John who? This creation scientist has a story that needs to be heard. John Philoponus is almost unknown in the history of science. That needs to change.
Let’s hear some teasers about this very interesting sixth-century Alexandrian professor (who was a scholar, a fervent Christian and creationist), because his place in history is remarkable. One of the best short summaries of his life is an article by Dan Graves online at RAE.org, adapted from Graves’s excellent book Scientists of Faith.
According to Dan Graves, John Philoponus was a man ahead of his time – way ahead. For instance:
- He anticipated Galileo’s theory of inertia by a thousand years (and Galileo spoke highly of him).
- He tried to stop the burning of the Library of Alexandria (often blamed on Christians).
- He may have influenced early Muslim thinking about science (for which Islam got credit).
- He was an ardent critic of Aristotle on key points, long before Aristotelianism was rejected.
From a list of Christians in science on Revolution against Evolution, this statement can be found:
One of the giants on whose shoulders Newton stood was the theologian *John Philoponus* (fl. 6th cent AD). Philoponus suggested (on creationist grounds) that the stars are made of the same essential matter as the earth and emit light because they burn. The different colors of stars are owing to differences of composition, he said, drawing his analogy from the differences in colors we see when we burn various substances on earth. He attributed to impetus the movement of celestial bodies (Aristotle said angels moved the planets) and argued for void (vacuum) between the stars. He was the first to suggest dropping balls of unequal weight from a tower. Galileo read and praised Philoponus. If this sounds intriguing, help us find out if these claims have support in the literature. Apparently, scholars have only recently revived the writings this early learned Christian professor who lived in the liveliest intellectual center of his day, Alexandria. They are beginning to recognize his importance in the history of ideas.
Portions of his writings have been translated on the internet. They clearly dispute the notion that all post-Roman and medieval scholars were slavish devotees of Aristotle. More importantly, it appears that the key to John Philoponus’s insight was his Biblical doctrine of creation.
Read the following links and do some internet searching for more.
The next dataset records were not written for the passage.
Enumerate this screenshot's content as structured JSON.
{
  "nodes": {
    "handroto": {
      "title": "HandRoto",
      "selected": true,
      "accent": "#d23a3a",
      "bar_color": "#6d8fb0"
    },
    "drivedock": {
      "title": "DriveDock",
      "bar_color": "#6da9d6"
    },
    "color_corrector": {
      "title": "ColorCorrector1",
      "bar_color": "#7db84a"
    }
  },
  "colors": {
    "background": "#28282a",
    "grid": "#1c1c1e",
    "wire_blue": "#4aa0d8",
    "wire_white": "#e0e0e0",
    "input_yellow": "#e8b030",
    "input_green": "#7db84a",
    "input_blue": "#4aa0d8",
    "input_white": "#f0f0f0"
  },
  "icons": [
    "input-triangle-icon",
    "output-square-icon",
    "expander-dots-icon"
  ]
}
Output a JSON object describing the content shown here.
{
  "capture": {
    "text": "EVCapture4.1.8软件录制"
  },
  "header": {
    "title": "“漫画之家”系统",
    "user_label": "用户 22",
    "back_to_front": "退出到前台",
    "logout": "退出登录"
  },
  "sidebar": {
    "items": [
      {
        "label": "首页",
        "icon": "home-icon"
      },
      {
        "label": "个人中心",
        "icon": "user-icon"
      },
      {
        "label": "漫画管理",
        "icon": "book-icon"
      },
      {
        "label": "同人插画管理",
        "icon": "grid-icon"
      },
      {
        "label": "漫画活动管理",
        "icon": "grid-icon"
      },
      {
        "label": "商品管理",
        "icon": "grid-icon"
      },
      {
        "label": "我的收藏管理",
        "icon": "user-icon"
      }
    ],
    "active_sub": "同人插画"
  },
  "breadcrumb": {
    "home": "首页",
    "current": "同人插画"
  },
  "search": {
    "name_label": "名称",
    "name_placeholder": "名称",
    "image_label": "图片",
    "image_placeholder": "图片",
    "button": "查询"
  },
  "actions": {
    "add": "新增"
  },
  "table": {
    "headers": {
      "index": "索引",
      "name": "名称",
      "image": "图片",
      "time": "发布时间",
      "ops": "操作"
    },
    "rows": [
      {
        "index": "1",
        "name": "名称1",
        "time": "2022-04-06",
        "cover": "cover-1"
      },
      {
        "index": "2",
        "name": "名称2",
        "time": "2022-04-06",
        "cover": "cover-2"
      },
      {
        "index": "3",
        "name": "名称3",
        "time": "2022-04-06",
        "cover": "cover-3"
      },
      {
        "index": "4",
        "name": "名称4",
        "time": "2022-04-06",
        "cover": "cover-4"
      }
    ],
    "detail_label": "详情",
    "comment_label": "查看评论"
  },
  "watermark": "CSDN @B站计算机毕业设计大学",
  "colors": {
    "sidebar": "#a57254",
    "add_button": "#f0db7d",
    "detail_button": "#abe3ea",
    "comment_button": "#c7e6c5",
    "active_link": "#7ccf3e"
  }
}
Here are some sources to begin your search:
- Lengthy analysis of his life, times, and ideas at the Stanford Encyclopedia of Philosophy website.
- Original text from a treatise on the astrolabe (also often credited to the Muslims).
- Original text from a treatise on Aristotle’s physics, criticizing the philosopher’s view of imparted motion.
- Book review of a biography of Philoponus by John E. McKenna.
- References to Philoponus by Muslims (who may have called him Yahyah al-Nahwi) on the National Library of Medicine site.
- Brief explanation of John Philoponus and his Christian influence on science on a New Zealand Christianity and Science site.
- Greatest Greeks has a short biography describing his writings and influence.
- A paper by Christopher Kaiser posted by the American Scientific Affiliation mentioning Philoponus.
- The article by Dan Graves includes a list of nine reference works.
CEH takes no responsibility for the accuracy of these links, and does not necessarily endorse the views expressed, but offers them as starters for someone to follow up on this interesting lead. Was science delayed for a thousand years by ignoring the work of this early Christian thinker? Could this man have prevented the long dominance of wrong Aristotelian views if more had listened to him? Did a creationist lay some of the important philosophical foundations for the emergence of a scientific view of the world? A deeper understanding of the life and ideas of John Philoponus could be instrumental in showcasing the scientific impetus of a creationary worldview that takes Genesis seriously.